An explosion occurred at the Allegheny Ballistics Laboratory at around 5:00 p.m. Monday afternoon. Original reports said there could be a possible hazardous materials threat, but Mineral County dispatchers have confirmed that HAZMAT teams said there was no threat of chemical exposure at the facility.

uk: Chemical Fire Alerts Town 
The fire was brought controlled after nearly 120 firefighters spent the whole night trying to tackle blaze in the Linthwaite area of the West Yorkshire town. 
But populace residing in the close by areas has been cautioned to stay indoors and contact medical services if they at anytime feel unwell. 
Six schools will remain closed for the day after the alert was forwarded, but others that were affected were being reopened late in the morning, Kirklees Council informed.

uk: Teachers hurt in chemical spill at Abbot Beyne School 
Two teachers have been taken to hospital following a chemical spill at a school in east Staffordshire. 
Abbot Beyne School in Osborne Road, Winshill, was evacuated at about 1215 BST after a glass vial broke, releasing a small volume of vapour. 
Staffordshire Fire and Rescue Service said two female teachers were taken to Queens Hospital, Burton-upon-Trent, for treatment. 
A hazardous material and environmental protection officer went to the scene.

us_ut: Utah coal mine reopens after fire quarantined 
WELLINGTON, Utah =97 Arch Coal Co. has reopened a Utah coal mine after closing off a section that caught fire. 
St. Louis-based Arch Coal shut down the Dugout Mine for nearly three weeks to deal with rising levels of deadly carbon monoxide from the smoldering fire. 
The company says it removed water pumps and left the section at the mine to flood. 
The company believes a chemical reaction likely caused a coal seam to ignite, but it didn't produce any open flames. 
Arch Coal spokeswoman Kim Link says the mine reopened late last week.

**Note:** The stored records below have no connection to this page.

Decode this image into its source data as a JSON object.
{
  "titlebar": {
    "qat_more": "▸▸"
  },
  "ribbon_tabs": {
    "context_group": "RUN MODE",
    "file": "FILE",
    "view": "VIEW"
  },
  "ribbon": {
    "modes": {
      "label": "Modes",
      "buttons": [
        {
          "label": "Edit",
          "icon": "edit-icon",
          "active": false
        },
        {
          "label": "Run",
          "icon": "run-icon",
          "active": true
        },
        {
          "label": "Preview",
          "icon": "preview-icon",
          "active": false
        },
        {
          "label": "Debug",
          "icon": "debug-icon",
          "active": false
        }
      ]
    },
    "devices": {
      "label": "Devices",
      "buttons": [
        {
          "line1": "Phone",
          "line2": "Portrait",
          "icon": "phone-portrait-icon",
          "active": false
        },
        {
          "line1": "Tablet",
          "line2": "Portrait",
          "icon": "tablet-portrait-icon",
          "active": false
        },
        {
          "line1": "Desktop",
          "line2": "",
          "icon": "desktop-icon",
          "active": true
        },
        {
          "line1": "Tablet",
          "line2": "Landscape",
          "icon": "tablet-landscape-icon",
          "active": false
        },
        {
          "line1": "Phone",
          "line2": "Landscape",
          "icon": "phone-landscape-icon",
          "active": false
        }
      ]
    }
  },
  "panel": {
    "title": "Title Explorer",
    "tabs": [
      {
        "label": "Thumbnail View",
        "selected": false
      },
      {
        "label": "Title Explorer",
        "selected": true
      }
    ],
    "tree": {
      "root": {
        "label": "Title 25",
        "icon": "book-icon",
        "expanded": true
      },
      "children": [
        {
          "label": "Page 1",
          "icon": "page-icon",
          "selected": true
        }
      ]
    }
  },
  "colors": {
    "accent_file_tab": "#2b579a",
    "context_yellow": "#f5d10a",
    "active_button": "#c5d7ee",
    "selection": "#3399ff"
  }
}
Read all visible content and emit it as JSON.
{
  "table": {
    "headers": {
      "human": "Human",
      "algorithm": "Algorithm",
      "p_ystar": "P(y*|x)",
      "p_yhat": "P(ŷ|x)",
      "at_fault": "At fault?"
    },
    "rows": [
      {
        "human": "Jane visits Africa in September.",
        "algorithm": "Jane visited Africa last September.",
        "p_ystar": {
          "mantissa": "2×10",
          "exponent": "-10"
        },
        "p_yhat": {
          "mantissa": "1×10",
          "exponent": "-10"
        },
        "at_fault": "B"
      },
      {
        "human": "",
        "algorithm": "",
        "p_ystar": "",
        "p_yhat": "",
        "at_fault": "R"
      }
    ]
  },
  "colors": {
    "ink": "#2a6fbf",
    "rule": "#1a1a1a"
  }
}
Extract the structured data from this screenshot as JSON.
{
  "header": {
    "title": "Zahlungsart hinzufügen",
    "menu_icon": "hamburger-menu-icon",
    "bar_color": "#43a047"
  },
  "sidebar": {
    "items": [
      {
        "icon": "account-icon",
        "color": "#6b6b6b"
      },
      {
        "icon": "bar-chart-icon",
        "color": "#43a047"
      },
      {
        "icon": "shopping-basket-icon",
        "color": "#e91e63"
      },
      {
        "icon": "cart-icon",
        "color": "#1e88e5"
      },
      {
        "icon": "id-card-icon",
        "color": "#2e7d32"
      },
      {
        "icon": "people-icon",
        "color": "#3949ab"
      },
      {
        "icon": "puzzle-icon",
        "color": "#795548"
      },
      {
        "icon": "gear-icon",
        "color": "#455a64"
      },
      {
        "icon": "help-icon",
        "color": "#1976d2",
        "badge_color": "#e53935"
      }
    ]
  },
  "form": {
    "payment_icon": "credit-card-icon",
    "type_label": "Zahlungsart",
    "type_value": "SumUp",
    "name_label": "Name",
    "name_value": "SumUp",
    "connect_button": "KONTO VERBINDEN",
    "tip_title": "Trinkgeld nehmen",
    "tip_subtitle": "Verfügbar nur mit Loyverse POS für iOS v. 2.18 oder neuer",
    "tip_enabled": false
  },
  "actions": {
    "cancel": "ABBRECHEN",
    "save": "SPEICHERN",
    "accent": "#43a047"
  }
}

us_tx: 2 taken to hospital after chemical spill at FW yogurt plant 
FORT WORTH - Streets around the Dannon Yogurt plant in Fort Worth were closed off Monday as Hazmat crews worked to contain a chemical spill that sent one employee and an officer to a nearby hospital.
The Fort Worth Fire Department said the spill was a level two Hazmat situation at the plant located in the 1200 block of West Peter Smith Street. While the department said there was no serious threat to those in the surrounding area, the closures of the streets were done as an added precaution.
The incident began when a cleaning chemical, a low-grade acid, was spilled and then released a vapor Monday morning. Two employees were decontaminated at the scene by Hazmat crews, and one of them was taken to a nearby hospital. A Fort Worth police officer who responded to the call was also decontaminated and taken to a hospital after complaining of some breathing difficulty.

us_wa: Firefighters respond to noxious smell at Fall City 
FALL CITY, Wash. -- Five residents of a Fall City house called for help at 2:45 a.m. Monday complaining of a noxious chemical smell that was making them sick.
Fire Chief Chris Conner says two women were taken to a Bellevue hospital as a precaution.
Firefighters with sensors checked the house but couldn't find the source of the smell.
us_wa  home  unknown_chemical  injuries  

Previous post   |  Top of Page   |   Next post

The content of this page reflects the personal opinion(s) of the author(s) only, not the American Chemical Society, ILPI, Safety Emporium, or any other party. Use of any information on this page is at the reader's own risk. Unauthorized reproduction of these materials is prohibited. Send questions/comments about the archive to
The maintenance and hosting of the DCHAS-L archive is provided through the generous support of Safety Emporium.